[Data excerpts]
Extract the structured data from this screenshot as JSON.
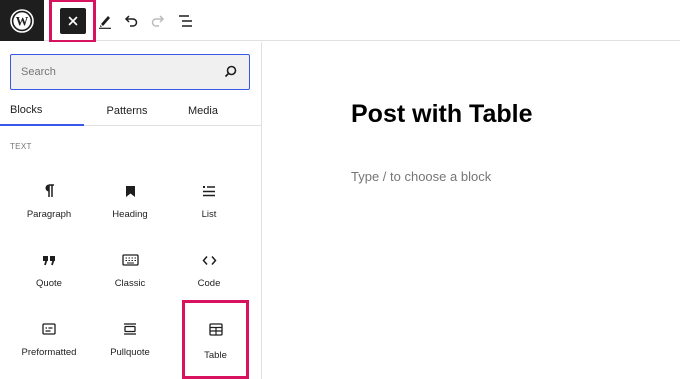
{
  "toolbar": {
    "logo_icon": "wordpress-logo-icon",
    "close_icon": "close-icon",
    "tools": [
      {
        "name": "pencil-icon"
      },
      {
        "name": "undo-icon"
      },
      {
        "name": "redo-icon"
      },
      {
        "name": "document-overview-icon"
      }
    ]
  },
  "inserter": {
    "search_placeholder": "Search",
    "tabs": [
      {
        "label": "Blocks",
        "active": true
      },
      {
        "label": "Patterns",
        "active": false
      },
      {
        "label": "Media",
        "active": false
      }
    ],
    "category_label": "TEXT",
    "blocks": [
      {
        "label": "Paragraph",
        "icon": "paragraph-icon"
      },
      {
        "label": "Heading",
        "icon": "heading-icon"
      },
      {
        "label": "List",
        "icon": "list-icon"
      },
      {
        "label": "Quote",
        "icon": "quote-icon"
      },
      {
        "label": "Classic",
        "icon": "keyboard-icon"
      },
      {
        "label": "Code",
        "icon": "code-icon"
      },
      {
        "label": "Preformatted",
        "icon": "preformatted-icon"
      },
      {
        "label": "Pullquote",
        "icon": "pullquote-icon"
      },
      {
        "label": "Table",
        "icon": "table-icon"
      }
    ]
  },
  "editor": {
    "post_title": "Post with Table",
    "block_placeholder": "Type / to choose a block"
  },
  "colors": {
    "accent": "#3858e9",
    "highlight": "#d8125f",
    "dark": "#1e1e1e"
  }
}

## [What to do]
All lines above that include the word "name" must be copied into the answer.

## [Response to this exercise]
        "name": "pencil-icon"
        "name": "undo-icon"
        "name": "redo-icon"
        "name": "document-overview-icon"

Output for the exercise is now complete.